Work order →
For the data below, work out how many lines contain the word "phát" and supply only that number.

Extracted entries →
□ □ □
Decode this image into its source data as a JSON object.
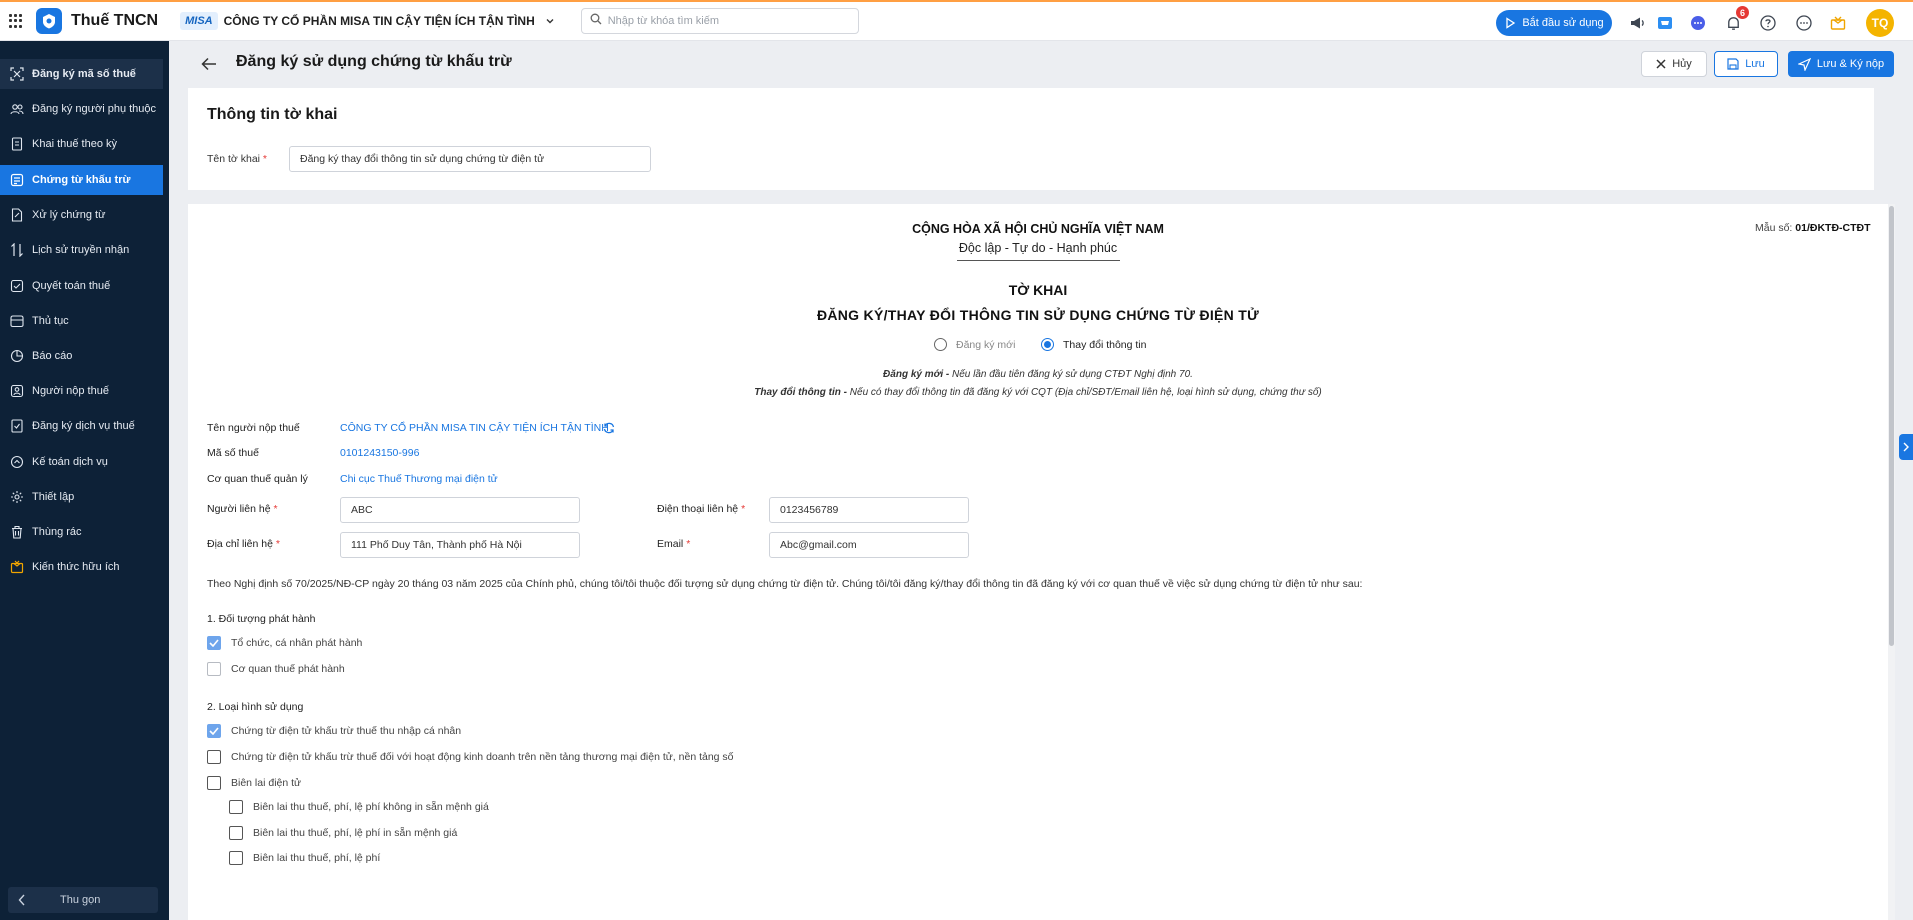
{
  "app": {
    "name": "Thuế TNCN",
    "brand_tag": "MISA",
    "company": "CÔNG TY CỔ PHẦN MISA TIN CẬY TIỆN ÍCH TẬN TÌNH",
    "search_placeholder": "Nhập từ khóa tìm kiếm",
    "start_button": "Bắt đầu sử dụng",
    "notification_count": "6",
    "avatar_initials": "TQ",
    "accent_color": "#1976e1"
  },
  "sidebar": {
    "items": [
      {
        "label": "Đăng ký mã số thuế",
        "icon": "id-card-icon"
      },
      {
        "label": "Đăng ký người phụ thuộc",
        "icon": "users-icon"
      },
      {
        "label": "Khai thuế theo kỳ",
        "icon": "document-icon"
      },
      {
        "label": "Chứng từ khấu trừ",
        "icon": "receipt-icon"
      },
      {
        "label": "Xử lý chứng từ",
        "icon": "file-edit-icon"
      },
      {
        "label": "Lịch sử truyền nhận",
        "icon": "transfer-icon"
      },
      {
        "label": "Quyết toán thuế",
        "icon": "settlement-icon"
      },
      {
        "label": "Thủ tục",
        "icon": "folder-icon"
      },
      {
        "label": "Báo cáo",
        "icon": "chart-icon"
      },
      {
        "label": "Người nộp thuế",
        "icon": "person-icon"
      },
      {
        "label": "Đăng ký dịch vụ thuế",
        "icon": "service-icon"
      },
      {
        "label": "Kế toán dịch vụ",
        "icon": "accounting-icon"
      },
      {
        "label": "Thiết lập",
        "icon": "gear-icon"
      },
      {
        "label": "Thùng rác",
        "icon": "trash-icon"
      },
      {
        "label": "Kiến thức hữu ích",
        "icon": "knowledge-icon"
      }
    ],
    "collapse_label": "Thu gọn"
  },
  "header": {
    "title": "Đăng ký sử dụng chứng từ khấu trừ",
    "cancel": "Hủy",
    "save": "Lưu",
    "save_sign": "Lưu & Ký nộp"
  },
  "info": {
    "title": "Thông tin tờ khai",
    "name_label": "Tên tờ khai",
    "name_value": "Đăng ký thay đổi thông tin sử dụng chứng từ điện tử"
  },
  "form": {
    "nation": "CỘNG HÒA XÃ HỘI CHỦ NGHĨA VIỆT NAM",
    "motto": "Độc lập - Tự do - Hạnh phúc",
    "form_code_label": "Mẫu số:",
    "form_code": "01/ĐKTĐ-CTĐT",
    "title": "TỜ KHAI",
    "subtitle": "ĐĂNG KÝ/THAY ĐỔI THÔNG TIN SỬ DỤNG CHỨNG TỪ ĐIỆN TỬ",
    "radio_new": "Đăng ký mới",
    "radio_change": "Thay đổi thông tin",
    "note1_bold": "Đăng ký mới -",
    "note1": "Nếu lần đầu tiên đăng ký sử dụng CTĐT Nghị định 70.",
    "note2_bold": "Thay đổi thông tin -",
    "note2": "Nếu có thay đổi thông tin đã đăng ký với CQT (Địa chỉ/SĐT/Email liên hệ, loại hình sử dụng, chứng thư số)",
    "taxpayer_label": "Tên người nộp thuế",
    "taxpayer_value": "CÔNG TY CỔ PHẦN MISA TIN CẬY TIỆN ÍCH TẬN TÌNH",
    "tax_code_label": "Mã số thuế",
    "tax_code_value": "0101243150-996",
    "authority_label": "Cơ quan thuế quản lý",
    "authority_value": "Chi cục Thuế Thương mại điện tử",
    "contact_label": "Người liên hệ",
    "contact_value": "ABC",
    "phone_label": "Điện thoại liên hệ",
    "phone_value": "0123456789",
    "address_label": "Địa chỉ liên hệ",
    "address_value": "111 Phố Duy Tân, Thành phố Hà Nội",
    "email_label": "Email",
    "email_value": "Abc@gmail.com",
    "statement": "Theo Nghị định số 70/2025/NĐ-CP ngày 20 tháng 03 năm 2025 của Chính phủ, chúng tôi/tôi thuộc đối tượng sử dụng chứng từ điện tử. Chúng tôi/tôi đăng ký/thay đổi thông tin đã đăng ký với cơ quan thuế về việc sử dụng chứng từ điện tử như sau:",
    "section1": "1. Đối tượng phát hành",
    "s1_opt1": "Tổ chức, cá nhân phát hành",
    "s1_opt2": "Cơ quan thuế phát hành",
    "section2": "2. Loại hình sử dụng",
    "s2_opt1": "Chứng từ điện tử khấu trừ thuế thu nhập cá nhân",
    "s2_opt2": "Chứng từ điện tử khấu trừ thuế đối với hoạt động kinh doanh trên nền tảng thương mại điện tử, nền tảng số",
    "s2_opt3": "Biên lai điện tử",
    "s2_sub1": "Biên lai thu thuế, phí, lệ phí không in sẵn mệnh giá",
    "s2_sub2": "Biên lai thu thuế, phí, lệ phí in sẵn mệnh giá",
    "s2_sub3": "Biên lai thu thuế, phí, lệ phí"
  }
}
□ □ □
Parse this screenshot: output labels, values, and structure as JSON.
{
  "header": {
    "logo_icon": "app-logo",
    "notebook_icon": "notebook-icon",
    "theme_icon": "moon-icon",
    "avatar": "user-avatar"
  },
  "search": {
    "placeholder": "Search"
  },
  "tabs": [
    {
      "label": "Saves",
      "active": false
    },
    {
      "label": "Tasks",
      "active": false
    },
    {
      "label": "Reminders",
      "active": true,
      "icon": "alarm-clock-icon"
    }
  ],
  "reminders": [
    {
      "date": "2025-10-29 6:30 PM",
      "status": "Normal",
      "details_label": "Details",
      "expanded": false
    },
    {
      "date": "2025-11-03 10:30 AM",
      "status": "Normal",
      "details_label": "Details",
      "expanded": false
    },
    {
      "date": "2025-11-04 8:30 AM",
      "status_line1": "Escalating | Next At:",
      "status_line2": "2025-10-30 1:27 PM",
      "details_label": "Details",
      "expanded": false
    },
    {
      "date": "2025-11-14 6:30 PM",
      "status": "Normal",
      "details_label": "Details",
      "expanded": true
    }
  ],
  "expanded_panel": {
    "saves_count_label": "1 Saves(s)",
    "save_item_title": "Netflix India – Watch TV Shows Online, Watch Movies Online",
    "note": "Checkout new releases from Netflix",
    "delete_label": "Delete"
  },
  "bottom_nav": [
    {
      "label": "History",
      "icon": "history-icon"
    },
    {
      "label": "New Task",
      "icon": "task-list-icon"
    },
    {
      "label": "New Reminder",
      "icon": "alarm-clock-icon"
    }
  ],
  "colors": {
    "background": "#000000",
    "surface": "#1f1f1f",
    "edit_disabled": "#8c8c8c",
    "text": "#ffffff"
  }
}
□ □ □
Answer section →
3